::: DATA FOR PROCESSING

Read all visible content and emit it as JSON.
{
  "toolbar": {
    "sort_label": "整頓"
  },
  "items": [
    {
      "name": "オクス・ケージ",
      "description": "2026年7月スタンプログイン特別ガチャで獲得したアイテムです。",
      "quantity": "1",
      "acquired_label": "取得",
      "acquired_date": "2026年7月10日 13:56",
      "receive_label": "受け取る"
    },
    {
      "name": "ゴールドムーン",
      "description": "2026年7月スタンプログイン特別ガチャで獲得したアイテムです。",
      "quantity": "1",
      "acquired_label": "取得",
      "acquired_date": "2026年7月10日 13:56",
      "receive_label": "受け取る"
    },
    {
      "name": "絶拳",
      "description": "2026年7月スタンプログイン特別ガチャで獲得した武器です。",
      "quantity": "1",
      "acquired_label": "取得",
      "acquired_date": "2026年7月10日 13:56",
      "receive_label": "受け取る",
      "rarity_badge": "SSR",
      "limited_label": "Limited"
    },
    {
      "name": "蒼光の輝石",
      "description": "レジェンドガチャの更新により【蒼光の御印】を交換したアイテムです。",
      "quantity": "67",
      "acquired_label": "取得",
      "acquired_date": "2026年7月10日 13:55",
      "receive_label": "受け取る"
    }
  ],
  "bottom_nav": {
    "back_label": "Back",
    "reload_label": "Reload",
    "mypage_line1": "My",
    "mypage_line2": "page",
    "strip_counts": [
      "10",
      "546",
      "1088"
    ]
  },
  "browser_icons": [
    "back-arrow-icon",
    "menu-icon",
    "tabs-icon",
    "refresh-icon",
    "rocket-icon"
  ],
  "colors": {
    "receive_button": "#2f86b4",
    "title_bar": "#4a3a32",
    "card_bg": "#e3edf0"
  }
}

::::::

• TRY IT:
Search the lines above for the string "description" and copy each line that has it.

• ANSWER FOR THIS EXERCISE:
      "description": "2026年7月スタンプログイン特別ガチャで獲得したアイテムです。",
      "description": "2026年7月スタンプログイン特別ガチャで獲得したアイテムです。",
      "description": "2026年7月スタンプログイン特別ガチャで獲得した武器です。",
      "description": "レジェンドガチャの更新により【蒼光の御印】を交換したアイテムです。",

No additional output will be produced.